In May, the index equaled 114 (2015=100) compared with 121.4 in April, a month-to-month drop of 7.4%.
“As expected, tonnage corrected in May from the surprising surge in April. The economy is still growing, but the recent volatility in truck tonnage fits with a broader economy that is showing more mixed signals,” ATA Chief Economist Bob Costello said. “The good news is, if you ignore recent highs and lows, tonnage appears to be leveling off, albeit at a high level.”
The not seasonally adjusted index, which represents the change in tonnage actually hauled by the fleets before any seasonal adjustment, equaled 119.1 in May; that’s 1.4% above April’s level of 117.4.
Trucking serves as a barometer of the U.S. economy, representing 70.2% of tonnage carried by all modes of domestic freight transportation, including retail and manufactured goods. In 2017, trucks hauled 10.77 billion tons of freight, and motor carriers collected more than $700 billion, or 79.3% of total revenue earned by all transport modes.

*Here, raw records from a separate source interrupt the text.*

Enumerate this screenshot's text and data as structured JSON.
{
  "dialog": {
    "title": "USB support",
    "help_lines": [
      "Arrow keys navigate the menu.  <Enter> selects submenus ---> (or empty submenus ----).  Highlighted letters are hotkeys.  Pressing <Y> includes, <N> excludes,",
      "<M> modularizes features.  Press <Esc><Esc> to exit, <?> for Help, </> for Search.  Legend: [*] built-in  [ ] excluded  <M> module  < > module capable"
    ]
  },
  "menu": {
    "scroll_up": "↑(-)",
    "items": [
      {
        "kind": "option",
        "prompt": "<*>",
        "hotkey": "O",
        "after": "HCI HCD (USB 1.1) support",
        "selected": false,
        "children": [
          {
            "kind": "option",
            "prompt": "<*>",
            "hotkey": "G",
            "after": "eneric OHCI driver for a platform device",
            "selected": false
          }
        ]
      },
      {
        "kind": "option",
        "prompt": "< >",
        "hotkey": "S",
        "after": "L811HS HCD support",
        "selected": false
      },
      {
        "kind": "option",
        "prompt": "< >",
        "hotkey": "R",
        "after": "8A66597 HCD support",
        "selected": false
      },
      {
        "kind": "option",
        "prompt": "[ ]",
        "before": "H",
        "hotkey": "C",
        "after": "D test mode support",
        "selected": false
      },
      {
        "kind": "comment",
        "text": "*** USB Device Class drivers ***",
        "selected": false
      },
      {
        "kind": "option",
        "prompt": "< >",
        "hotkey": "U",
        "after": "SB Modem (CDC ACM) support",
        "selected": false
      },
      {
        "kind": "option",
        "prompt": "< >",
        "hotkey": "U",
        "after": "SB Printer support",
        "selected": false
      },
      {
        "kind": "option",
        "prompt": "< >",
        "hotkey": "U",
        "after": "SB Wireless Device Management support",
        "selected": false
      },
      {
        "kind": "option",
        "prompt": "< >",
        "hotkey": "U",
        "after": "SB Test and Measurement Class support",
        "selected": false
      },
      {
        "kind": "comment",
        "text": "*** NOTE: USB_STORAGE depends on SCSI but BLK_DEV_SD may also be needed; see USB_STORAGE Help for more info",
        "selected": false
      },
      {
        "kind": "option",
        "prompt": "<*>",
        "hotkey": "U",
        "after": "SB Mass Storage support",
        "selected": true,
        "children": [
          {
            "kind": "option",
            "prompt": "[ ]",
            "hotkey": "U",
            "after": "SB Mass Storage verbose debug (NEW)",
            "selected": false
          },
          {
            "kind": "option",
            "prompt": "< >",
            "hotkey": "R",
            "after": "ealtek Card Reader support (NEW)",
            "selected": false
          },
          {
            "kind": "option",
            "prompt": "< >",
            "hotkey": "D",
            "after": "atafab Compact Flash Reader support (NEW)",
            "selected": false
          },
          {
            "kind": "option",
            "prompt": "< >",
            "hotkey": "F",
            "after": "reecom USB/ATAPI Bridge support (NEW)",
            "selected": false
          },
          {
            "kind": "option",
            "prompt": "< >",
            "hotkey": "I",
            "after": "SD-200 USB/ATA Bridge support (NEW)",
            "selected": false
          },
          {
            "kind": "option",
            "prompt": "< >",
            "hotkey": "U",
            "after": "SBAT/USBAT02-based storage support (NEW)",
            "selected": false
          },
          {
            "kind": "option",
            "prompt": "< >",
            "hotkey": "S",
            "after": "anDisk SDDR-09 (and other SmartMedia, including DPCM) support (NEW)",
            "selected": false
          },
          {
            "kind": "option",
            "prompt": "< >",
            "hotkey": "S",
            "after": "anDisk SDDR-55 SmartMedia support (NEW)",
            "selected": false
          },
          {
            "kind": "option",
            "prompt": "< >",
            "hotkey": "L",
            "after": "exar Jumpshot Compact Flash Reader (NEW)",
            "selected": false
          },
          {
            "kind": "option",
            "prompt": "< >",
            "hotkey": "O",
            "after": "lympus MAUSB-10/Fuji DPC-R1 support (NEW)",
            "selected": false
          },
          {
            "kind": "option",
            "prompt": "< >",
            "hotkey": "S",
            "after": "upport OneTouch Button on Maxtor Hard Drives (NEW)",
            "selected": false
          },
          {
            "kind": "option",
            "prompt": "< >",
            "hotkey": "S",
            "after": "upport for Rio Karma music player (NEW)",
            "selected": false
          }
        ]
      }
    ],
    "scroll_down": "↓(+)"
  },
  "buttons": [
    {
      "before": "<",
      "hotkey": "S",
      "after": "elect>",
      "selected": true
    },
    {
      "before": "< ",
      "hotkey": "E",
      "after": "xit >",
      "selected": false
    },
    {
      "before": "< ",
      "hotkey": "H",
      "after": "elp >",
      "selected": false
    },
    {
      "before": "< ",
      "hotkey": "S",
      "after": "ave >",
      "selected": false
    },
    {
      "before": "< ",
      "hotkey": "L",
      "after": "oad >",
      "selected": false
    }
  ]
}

Meanwhile, another major freight analyst, Cass Information Systems Inc., now believes the nation’s gross domestic product for the second quarter of 2019 may be negative. Most economists define a recession as an economic decline in which the GDP contracts in two consecutive quarters.
On June 18, the Cass Freight Index stated North American volumes declined in May, year-over-year, for the sixth straight month. May’s freight shipments were down 6% from 2018, and expenditures were down 1%. April’s report showed a drop of 3.2%.
The report said: “The weakness in spot market pricing for many transportation services, especially trucking, is consistent with the negative Cass Shipments Index and, along with airfreight and railroad volume data, strengthens our concerns about the economy and the risk of ongoing trade policy disputes. Weakness in commodity prices and the decline in interest rates have joined the chorus of signals calling for an economic contraction. Bottom line, more and more data is indicating that this is the beginning of an economic contraction.”
DAT Solutions says it is anxiously looking to see if spot truckload freight volumes rebound. The Beaverton, Ore., company provides a freight exchange or load board service.
“After a lackluster May, June is shaping up to be a pivotal month for trucking,” DAT senior industry analyst Mark Montague said in a news release. “We will soon know whether the volumes we expected in May were simply delayed. If so, the pent-up demand could boost seasonal volumes at the close of Q2.”
DAT said the number of full-truckload van loads fell by 12% in May compared with April. Van load counts also dropped by 10% compared with 2018. Van trailers are responsible for 70% of truckload freight.
Montague said uncertainty about the trade negotiations with China and extreme weather — especially in the Midwest — are impacting agriculture production and causing supply chain disruptions. Refrigerated volumes are down 8.3% month-over-month and 12% year-over-year.
“Simply put, May was a disappointment in terms of load counts. We’re accustomed to seeing higher volumes of retail goods, fresh produce, construction materials and other season spot truckload freight moving through supply chains at this time of year,” Montague said.
DAT said flatbed load volume dropped 9.3% month-over-month and 3.1% year-over-year. Spot load rates continue to be lower when compared with 2018. The national average spot van rate was $1.80 a mile, including a fuel surcharge, which is 35 cents below the figure from May 2018. The average reefer rate was $2.15 a mile, 38 cents off of last year’s rate, and the flatbed rate was $2.27 a mile, 45 cents lower than a year ago.